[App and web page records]
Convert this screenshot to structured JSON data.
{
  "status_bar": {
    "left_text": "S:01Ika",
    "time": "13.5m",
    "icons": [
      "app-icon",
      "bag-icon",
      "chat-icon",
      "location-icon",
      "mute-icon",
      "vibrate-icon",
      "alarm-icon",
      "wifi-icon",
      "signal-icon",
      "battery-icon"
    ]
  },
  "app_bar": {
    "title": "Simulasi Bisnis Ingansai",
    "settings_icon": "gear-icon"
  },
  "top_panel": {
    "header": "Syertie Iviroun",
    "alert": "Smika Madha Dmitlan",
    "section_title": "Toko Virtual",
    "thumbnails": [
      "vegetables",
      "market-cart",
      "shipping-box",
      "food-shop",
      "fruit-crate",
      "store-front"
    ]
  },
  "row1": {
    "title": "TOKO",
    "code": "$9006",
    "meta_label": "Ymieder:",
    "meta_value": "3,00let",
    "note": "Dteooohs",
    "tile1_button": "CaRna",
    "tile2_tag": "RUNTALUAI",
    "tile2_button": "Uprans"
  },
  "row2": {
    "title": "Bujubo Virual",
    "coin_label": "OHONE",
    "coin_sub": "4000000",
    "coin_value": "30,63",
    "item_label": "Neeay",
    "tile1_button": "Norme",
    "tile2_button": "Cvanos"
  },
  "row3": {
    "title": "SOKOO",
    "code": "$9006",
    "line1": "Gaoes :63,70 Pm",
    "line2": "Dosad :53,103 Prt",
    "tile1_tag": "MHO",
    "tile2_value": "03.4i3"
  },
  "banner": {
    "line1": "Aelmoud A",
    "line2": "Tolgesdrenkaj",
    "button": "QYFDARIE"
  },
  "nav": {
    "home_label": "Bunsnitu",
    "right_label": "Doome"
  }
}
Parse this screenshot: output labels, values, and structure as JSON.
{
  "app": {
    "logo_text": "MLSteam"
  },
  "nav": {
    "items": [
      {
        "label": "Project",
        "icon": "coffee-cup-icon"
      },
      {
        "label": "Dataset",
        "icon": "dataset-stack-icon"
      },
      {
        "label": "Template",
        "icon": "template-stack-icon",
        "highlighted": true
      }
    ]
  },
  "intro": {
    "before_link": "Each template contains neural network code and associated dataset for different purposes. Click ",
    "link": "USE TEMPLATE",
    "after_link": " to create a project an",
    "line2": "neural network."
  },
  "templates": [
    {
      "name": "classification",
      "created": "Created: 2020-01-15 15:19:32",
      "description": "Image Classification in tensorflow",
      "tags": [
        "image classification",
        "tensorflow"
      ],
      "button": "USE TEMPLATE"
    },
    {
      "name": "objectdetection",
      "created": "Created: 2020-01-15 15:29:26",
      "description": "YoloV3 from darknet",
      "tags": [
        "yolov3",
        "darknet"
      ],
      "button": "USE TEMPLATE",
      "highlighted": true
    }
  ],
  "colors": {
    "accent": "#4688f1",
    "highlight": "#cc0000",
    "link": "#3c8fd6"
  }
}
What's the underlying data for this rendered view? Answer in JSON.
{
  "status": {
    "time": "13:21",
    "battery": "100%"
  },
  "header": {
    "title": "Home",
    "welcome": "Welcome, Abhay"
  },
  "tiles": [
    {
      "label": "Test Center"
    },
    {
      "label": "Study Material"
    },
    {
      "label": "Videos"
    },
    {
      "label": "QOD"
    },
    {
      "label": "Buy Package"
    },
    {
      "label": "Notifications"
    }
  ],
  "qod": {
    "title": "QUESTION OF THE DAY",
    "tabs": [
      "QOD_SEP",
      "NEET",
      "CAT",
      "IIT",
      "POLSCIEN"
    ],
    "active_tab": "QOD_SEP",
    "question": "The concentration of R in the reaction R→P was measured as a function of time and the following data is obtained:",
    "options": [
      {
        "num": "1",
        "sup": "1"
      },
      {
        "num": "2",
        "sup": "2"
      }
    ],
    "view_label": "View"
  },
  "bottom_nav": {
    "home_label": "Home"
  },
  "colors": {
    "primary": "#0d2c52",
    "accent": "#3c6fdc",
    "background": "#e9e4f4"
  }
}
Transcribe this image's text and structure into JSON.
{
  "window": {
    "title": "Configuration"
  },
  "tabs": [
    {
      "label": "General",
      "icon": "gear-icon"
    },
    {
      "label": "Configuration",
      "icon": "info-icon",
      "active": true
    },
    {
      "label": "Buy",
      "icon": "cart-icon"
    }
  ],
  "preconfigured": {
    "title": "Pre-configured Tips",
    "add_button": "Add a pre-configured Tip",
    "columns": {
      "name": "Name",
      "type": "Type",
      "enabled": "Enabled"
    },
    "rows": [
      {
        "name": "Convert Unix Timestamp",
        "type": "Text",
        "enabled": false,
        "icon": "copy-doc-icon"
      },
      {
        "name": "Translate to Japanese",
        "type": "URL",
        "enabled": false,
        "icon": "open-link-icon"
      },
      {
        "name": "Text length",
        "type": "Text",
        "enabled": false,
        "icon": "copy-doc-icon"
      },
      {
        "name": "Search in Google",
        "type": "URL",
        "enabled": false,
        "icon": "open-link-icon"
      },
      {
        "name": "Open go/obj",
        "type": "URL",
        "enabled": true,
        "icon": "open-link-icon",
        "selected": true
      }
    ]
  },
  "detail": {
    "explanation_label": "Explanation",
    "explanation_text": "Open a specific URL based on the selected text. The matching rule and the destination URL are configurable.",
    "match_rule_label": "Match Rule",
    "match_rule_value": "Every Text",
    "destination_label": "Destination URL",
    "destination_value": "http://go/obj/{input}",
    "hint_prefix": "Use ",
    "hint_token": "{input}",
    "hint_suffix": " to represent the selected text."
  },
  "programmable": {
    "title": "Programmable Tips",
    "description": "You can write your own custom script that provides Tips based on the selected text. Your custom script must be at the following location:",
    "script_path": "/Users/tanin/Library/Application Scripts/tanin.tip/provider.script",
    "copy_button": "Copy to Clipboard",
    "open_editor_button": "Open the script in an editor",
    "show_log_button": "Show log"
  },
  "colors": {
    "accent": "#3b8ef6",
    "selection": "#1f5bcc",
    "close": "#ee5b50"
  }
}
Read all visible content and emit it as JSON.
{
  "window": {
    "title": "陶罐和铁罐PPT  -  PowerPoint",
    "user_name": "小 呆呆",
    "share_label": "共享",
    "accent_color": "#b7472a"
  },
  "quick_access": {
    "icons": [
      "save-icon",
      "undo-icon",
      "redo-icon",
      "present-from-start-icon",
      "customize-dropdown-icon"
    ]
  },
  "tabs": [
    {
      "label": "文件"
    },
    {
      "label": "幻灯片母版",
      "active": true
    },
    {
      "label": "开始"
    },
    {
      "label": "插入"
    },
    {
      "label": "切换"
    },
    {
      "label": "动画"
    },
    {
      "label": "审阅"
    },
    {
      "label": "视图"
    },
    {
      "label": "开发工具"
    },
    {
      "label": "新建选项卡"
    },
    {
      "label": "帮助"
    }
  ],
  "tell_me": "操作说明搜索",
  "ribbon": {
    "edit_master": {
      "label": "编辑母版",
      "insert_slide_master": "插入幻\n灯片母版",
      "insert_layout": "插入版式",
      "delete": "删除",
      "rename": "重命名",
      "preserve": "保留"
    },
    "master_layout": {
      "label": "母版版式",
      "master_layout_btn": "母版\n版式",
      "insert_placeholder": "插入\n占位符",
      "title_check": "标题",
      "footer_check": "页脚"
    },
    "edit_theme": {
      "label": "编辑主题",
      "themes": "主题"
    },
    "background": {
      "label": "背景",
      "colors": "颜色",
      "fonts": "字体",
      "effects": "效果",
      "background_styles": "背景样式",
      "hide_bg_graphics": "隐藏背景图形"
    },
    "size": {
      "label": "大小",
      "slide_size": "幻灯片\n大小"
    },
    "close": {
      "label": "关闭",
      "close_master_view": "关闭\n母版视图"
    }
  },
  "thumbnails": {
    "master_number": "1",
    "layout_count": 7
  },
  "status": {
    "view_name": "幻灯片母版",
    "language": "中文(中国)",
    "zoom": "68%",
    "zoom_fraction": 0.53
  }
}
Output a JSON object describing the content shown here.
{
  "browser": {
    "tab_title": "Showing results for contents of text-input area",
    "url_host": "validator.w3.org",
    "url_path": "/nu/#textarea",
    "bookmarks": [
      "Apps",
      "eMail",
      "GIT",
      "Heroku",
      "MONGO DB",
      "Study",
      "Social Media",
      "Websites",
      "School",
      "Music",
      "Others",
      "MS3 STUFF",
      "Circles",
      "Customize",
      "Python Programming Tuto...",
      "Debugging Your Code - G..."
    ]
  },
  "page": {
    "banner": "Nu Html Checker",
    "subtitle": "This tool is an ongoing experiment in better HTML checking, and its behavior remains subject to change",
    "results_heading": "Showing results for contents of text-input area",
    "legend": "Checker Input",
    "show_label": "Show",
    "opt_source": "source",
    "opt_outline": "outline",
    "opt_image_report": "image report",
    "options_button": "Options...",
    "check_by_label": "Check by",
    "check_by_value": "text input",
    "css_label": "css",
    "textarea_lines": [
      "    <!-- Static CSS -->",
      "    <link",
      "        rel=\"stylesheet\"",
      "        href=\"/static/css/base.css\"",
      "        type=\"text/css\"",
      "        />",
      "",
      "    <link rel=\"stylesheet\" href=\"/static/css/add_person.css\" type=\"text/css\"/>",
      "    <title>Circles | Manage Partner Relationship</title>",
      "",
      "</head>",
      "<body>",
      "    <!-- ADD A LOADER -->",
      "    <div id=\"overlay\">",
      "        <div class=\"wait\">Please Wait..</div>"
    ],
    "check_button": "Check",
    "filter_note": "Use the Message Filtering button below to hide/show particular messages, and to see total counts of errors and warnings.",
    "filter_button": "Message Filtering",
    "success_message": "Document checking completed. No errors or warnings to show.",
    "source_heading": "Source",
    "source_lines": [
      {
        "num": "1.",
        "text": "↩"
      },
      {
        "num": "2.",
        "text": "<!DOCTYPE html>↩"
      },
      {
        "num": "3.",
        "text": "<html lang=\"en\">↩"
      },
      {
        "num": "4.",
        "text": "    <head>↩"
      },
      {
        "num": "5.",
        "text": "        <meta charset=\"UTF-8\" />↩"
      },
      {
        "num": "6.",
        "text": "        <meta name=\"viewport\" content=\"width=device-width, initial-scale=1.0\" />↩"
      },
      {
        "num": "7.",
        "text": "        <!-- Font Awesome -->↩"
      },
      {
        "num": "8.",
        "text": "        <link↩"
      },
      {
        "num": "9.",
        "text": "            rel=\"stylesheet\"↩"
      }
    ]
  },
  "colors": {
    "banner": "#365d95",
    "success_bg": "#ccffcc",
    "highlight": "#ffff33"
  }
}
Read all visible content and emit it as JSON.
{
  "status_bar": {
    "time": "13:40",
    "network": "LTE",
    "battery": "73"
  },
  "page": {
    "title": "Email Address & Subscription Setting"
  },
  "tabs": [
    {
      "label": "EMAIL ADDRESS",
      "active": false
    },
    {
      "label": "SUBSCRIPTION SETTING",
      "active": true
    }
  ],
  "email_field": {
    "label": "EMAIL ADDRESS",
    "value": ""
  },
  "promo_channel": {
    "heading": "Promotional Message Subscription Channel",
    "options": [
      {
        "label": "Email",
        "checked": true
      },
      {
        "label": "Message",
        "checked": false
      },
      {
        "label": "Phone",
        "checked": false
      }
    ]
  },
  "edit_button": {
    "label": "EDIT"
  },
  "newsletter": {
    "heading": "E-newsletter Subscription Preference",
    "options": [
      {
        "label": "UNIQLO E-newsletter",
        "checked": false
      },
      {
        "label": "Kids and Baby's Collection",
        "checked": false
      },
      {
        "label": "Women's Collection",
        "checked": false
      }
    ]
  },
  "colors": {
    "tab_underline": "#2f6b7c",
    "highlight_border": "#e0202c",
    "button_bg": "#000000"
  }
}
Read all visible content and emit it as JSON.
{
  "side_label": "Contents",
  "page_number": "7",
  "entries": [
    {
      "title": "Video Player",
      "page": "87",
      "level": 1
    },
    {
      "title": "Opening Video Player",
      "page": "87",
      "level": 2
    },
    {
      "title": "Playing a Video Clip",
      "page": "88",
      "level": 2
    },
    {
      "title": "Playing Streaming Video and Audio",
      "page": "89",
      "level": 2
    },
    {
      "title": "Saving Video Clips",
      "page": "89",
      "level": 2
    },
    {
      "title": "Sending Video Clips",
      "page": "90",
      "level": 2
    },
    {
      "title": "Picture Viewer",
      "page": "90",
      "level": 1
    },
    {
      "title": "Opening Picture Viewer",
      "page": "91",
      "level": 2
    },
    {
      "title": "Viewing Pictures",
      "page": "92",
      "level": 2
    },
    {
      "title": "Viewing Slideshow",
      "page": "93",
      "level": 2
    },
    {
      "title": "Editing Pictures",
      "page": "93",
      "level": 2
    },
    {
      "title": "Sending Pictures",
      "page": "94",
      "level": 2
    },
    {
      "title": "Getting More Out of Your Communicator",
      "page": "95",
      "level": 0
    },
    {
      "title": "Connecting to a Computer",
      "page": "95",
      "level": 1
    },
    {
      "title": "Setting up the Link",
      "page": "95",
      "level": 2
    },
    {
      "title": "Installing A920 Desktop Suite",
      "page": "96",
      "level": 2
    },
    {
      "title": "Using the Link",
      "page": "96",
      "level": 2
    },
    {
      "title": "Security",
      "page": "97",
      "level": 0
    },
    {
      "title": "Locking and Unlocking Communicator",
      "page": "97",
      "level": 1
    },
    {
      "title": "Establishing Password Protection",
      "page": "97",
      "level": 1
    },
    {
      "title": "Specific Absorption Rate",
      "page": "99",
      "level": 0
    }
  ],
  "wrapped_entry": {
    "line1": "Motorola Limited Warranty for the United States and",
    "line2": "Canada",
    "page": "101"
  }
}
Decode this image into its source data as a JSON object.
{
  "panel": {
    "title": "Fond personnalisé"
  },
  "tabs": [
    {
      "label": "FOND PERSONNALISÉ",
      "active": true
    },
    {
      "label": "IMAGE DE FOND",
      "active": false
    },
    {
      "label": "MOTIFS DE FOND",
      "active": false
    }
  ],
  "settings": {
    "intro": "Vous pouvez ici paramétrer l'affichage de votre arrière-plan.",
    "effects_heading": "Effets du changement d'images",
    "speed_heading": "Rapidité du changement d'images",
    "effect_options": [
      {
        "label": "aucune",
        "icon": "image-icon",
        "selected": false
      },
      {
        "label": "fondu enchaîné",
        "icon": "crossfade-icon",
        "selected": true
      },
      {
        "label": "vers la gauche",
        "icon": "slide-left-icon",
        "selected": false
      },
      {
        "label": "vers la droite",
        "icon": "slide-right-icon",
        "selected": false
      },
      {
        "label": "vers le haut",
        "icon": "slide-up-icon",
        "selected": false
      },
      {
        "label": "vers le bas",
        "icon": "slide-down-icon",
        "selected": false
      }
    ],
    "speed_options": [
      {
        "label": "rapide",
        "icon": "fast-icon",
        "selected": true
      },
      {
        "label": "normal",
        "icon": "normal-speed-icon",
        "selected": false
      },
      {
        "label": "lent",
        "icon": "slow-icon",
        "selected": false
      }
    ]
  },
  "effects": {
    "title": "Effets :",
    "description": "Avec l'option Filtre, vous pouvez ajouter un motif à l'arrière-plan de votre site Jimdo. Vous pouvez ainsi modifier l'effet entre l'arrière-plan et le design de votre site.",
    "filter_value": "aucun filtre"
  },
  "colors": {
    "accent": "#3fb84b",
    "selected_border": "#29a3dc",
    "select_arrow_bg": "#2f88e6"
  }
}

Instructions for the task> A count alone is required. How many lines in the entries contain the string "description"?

Output> 4